It was a great day of Fortnite for FaZe Clan’s most popular player.
After struggling in the first two weeks of qualifiers, Turner “Tfue” Tenney locked up a spot in the Fortnite World Cup solo tournament. The popular streamer adds a much needed dose of star power to what was shaking out to be a relatively bland competitive pool.
As is the case with competitive Fortnite, consistency is nearly impossible. With random loot drops and 99 people capable of killing you at any moment, Tfue’s weekend was far from dominant.
He still managed to consistently score points by picking up kills and working his way into placement points more often than not. That approach positioned him well heading into the final sessions of the day, and Tfue managed to knot things up in impressive fashion in his final game.
After surviving to the final circles, Tfue found himself in an awkward position with poor weaponry and limited ammunition. An ineffectual high ground scramble didn’t translate to kills, but allowed him to survive until there was just one other player left. The circle helped soften up his final opponent and his shotgun did the rest to seal a Victory Royale. That cemented him as the top player in North America’s eastern qualifiers,
Thus far, the build to the Fortnite World Cup has been defined by controversy and a lack of popular players making the cut.
Though Fortnite has launched the careers of many of the most popular streamers in the world, the Fortnite World Cup qualifiers have seen top pros regularly venting frustration over the state of the game. Pro players have been tasked with qualifying for the event despite frequent game updates. On top of that, there is an undeniable level of randomness to battle royale games which can see skilled players lose simply because they weren’t able to find ideal loot.
Tfue has been among the most vocal on this, often discussing his gripes with the game on streams and social media. He was so fed up at one point during the qualifiers that he openly discussed quitting competitive play in favor of focusing on streaming.
Keeping players of Tfue’s popularity happy is important for Fortnite’s long-term health, given the game’s reliance on popular streamers. And having him compete at the Fortnite World Cup is a good thing for the sake of viewership.
With the first-place finish, he joins week one’s crop of solo players that includes Timothy “Bizzle” Miller and Noah “Vivid” Wright.
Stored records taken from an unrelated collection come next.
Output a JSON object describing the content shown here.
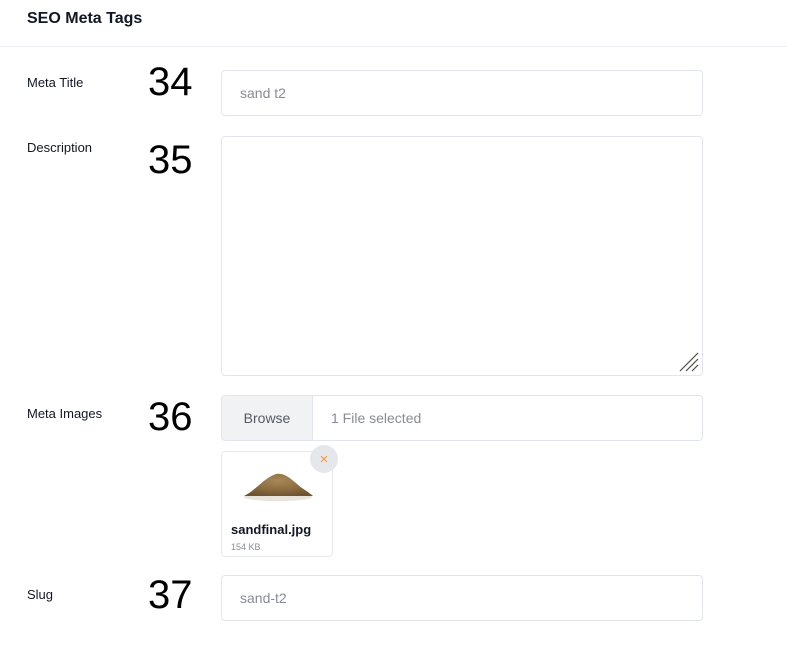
{
  "header": {
    "title": "SEO Meta Tags"
  },
  "fields": {
    "meta_title": {
      "label": "Meta Title",
      "number": "34",
      "value": "sand t2"
    },
    "description": {
      "label": "Description",
      "number": "35",
      "value": ""
    },
    "meta_images": {
      "label": "Meta Images",
      "number": "36",
      "browse_label": "Browse",
      "status": "1 File selected",
      "file": {
        "name": "sandfinal.jpg",
        "size": "154 KB",
        "remove_icon": "×"
      }
    },
    "slug": {
      "label": "Slug",
      "number": "37",
      "value": "sand-t2"
    }
  },
  "colors": {
    "remove_accent": "#f39a34",
    "border": "#e2e5ec",
    "browse_bg": "#f1f2f4"
  }
}
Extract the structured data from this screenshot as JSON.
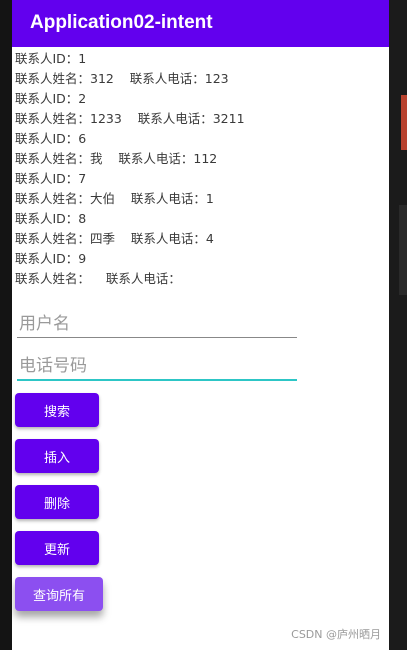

Also joining Tfue this week are fellow FaZe Clan member Trevor “Funk” Siegler, Harrison “Psalm” Chang, and Domeniks “Domentos” Bunts.
Though Tfue made the cut, a number of other popular streamers remain on the outside including Tyler “Ninja” Blevins, Thomas “72hrs” Mulligan, and Ali “Myth” Kabbani. There are still seven more weeks of qualifiers left, with three more opportunities for players to make the cut in solos. Tfue will likely return next week and set his sights on qualifying for duos.